Problem to work on: All records need to be reproduced exactly. Keep every word as it is.

Dataset rows for apps and sites:
□ □ □ □ □ □ □
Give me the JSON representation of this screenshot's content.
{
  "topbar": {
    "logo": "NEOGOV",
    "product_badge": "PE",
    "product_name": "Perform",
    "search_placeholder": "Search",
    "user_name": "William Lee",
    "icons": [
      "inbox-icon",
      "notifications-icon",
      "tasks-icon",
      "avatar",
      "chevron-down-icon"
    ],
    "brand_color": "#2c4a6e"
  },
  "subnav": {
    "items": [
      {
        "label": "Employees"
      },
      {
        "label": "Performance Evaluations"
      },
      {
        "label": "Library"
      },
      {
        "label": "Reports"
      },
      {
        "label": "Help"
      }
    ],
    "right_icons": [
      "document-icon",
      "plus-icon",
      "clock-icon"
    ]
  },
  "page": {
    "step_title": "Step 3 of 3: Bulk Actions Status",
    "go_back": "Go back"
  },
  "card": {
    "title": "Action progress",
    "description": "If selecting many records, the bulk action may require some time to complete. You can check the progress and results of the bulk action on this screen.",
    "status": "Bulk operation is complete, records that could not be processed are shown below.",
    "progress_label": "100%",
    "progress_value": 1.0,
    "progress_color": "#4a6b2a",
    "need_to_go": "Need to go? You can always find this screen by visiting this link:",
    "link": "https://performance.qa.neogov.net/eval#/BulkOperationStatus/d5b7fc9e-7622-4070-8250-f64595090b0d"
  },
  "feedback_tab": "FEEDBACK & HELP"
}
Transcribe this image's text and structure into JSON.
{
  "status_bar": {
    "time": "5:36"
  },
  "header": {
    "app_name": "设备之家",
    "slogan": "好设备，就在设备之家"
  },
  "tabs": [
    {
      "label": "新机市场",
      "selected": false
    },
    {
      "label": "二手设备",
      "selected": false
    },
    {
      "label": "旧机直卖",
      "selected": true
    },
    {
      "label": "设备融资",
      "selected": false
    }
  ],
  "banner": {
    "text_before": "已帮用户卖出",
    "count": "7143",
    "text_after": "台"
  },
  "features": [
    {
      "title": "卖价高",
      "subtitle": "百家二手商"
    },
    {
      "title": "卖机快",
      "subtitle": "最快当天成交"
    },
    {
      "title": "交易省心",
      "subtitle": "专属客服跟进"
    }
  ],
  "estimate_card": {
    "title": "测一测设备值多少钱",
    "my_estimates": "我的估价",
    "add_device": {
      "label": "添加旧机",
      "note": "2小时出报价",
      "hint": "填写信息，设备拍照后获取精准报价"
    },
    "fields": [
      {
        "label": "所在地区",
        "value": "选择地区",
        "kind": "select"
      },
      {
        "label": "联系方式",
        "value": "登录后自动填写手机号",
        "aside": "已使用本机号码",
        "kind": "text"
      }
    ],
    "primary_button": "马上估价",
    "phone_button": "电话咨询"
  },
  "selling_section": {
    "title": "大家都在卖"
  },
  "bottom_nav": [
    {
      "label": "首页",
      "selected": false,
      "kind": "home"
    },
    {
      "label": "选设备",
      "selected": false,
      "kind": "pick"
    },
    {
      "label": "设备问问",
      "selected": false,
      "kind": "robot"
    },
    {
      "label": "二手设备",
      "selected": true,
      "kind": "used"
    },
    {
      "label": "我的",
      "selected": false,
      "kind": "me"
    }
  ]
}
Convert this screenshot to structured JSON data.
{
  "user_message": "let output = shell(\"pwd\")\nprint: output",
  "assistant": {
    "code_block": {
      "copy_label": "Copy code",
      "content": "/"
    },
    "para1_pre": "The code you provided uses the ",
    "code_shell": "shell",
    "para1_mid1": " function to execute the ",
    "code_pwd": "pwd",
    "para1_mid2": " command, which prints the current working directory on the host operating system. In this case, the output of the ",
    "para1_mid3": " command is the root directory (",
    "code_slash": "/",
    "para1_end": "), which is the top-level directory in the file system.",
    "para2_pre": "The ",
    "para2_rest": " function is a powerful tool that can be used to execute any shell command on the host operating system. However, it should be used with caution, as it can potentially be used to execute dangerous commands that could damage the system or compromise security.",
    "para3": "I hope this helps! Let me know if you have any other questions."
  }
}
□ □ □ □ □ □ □
Answer to this problem:
Give me the JSON representation of this screenshot's content.
{
  "topbar": {
    "logo": "NEOGOV",
    "product_badge": "PE",
    "product_name": "Perform",
    "search_placeholder": "Search",
    "user_name": "William Lee",
    "icons": [
      "inbox-icon",
      "notifications-icon",
      "tasks-icon",
      "avatar",
      "chevron-down-icon"
    ],
    "brand_color": "#2c4a6e"
  },
  "subnav": {
    "items": [
      {
        "label": "Employees"
      },
      {
        "label": "Performance Evaluations"
      },
      {
        "label": "Library"
      },
      {
        "label": "Reports"
      },
      {
        "label": "Help"
      }
    ],
    "right_icons": [
      "document-icon",
      "plus-icon",
      "clock-icon"
    ]
  },
  "page": {
    "step_title": "Step 3 of 3: Bulk Actions Status",
    "go_back": "Go back"
  },
  "card": {
    "title": "Action progress",
    "description": "If selecting many records, the bulk action may require some time to complete. You can check the progress and results of the bulk action on this screen.",
    "status": "Bulk operation is complete, records that could not be processed are shown below.",
    "progress_label": "100%",
    "progress_value": 1.0,
    "progress_color": "#4a6b2a",
    "need_to_go": "Need to go? You can always find this screen by visiting this link:",
    "link": "https://performance.qa.neogov.net/eval#/BulkOperationStatus/d5b7fc9e-7622-4070-8250-f64595090b0d"
  },
  "feedback_tab": "FEEDBACK & HELP"
}
Transcribe this image's text and structure into JSON.
{
  "status_bar": {
    "time": "5:36"
  },
  "header": {
    "app_name": "设备之家",
    "slogan": "好设备，就在设备之家"
  },
  "tabs": [
    {
      "label": "新机市场",
      "selected": false
    },
    {
      "label": "二手设备",
      "selected": false
    },
    {
      "label": "旧机直卖",
      "selected": true
    },
    {
      "label": "设备融资",
      "selected": false
    }
  ],
  "banner": {
    "text_before": "已帮用户卖出",
    "count": "7143",
    "text_after": "台"
  },
  "features": [
    {
      "title": "卖价高",
      "subtitle": "百家二手商"
    },
    {
      "title": "卖机快",
      "subtitle": "最快当天成交"
    },
    {
      "title": "交易省心",
      "subtitle": "专属客服跟进"
    }
  ],
  "estimate_card": {
    "title": "测一测设备值多少钱",
    "my_estimates": "我的估价",
    "add_device": {
      "label": "添加旧机",
      "note": "2小时出报价",
      "hint": "填写信息，设备拍照后获取精准报价"
    },
    "fields": [
      {
        "label": "所在地区",
        "value": "选择地区",
        "kind": "select"
      },
      {
        "label": "联系方式",
        "value": "登录后自动填写手机号",
        "aside": "已使用本机号码",
        "kind": "text"
      }
    ],
    "primary_button": "马上估价",
    "phone_button": "电话咨询"
  },
  "selling_section": {
    "title": "大家都在卖"
  },
  "bottom_nav": [
    {
      "label": "首页",
      "selected": false,
      "kind": "home"
    },
    {
      "label": "选设备",
      "selected": false,
      "kind": "pick"
    },
    {
      "label": "设备问问",
      "selected": false,
      "kind": "robot"
    },
    {
      "label": "二手设备",
      "selected": true,
      "kind": "used"
    },
    {
      "label": "我的",
      "selected": false,
      "kind": "me"
    }
  ]
}
Convert this screenshot to structured JSON data.
{
  "user_message": "let output = shell(\"pwd\")\nprint: output",
  "assistant": {
    "code_block": {
      "copy_label": "Copy code",
      "content": "/"
    },
    "para1_pre": "The code you provided uses the ",
    "code_shell": "shell",
    "para1_mid1": " function to execute the ",
    "code_pwd": "pwd",
    "para1_mid2": " command, which prints the current working directory on the host operating system. In this case, the output of the ",
    "para1_mid3": " command is the root directory (",
    "code_slash": "/",
    "para1_end": "), which is the top-level directory in the file system.",
    "para2_pre": "The ",
    "para2_rest": " function is a powerful tool that can be used to execute any shell command on the host operating system. However, it should be used with caution, as it can potentially be used to execute dangerous commands that could damage the system or compromise security.",
    "para3": "I hope this helps! Let me know if you have any other questions."
  }
}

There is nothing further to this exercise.